Maxine, the church gossip and self-appointed authority of the church’s morals, kept sticking her nose in the other members’ private lives. Church members couldn’t stand her activities, but feared her enough to keep their silence.

She made a mistake, however, when she accused George, a new member of the church, of being an alcoholic after she saw his pickup truck parked in front of the town’s only bar one afternoon.

She commented to George and others that everyone seeing it there would know what he was doing.

George, a man of few words, stared at her for a moment and just walked away. He didn’t explain, defend or deny; he said nothing.

Later that evening, George quietly parked his pickup in front of Maxine’s house — and left it there all night!

Have you noticed there are those who believe themselves to be morally superior to those around them? They tend to look down their noses at others who are not as “perfect” as they are themselves.

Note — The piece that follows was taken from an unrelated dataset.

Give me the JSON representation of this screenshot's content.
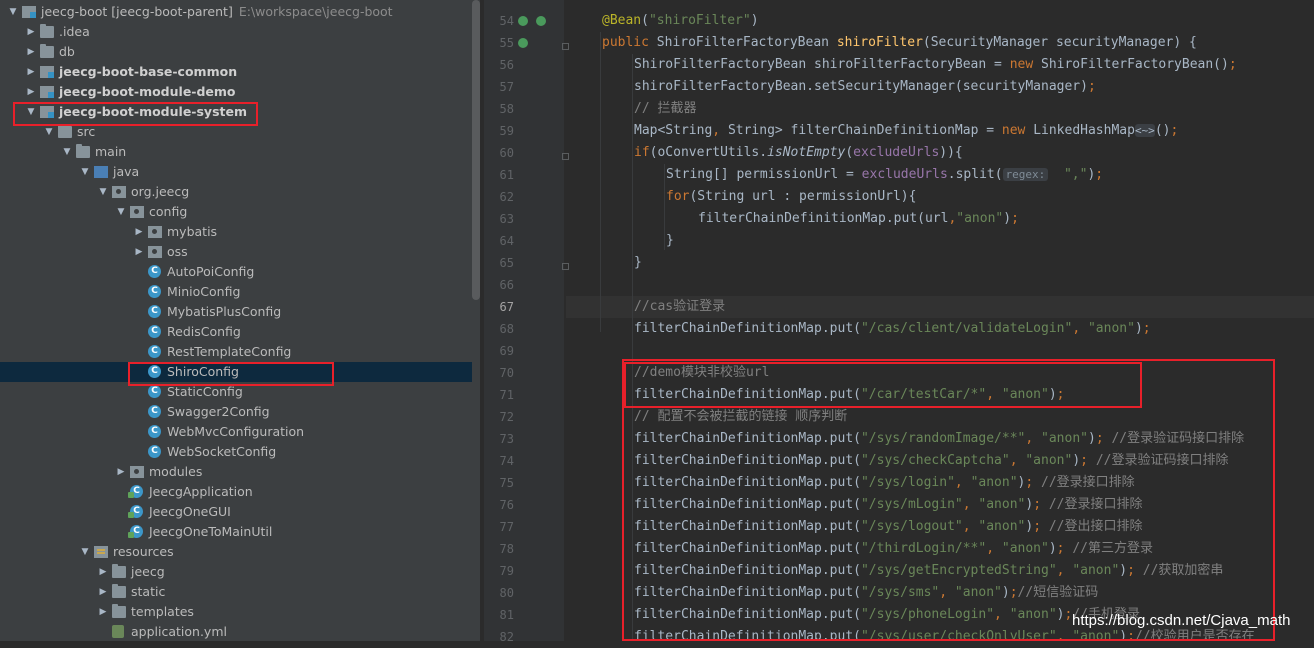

Behind this sense of moral superiority is often a deep-seated anger that is the result of being hurt deeply. At some point, such a person was belittled in such a painful way that, in an unconscious attempt to regain a sense of confidence and acceptance, they have a need to put down others to build up themselves.

That is quite a shame. It is an example of how a harsh, impulsive comment can injure a person for life. And such a hurt can continuously perpetuate itself.

In the book of James, we are cautioned about the language we use. In chapter three we read, “The tongue is a flame of fire. It is a whole world of wickedness, corrupting your entire body. It can set your whole life on fire, for it is set on fire by hell itself. People can tame all kinds of animals, birds, reptiles, and fish, but no one can tame the tongue. It is restless and evil, full of deadly poison.”

Be careful with the words you use. Think before you speak. There is great wisdom in the adage of counting to 10 before saying something in anger, because once the words are out, they cannot be taken back and the damage is already done.

Remember what Solomon said: “A soft answer turns away wrath, but a harsh word stirs up anger.”

The Rev. Mark Broadhead is pastor at Laurel Hill Presbyterian Church and First Presbyterian Church of Crestview.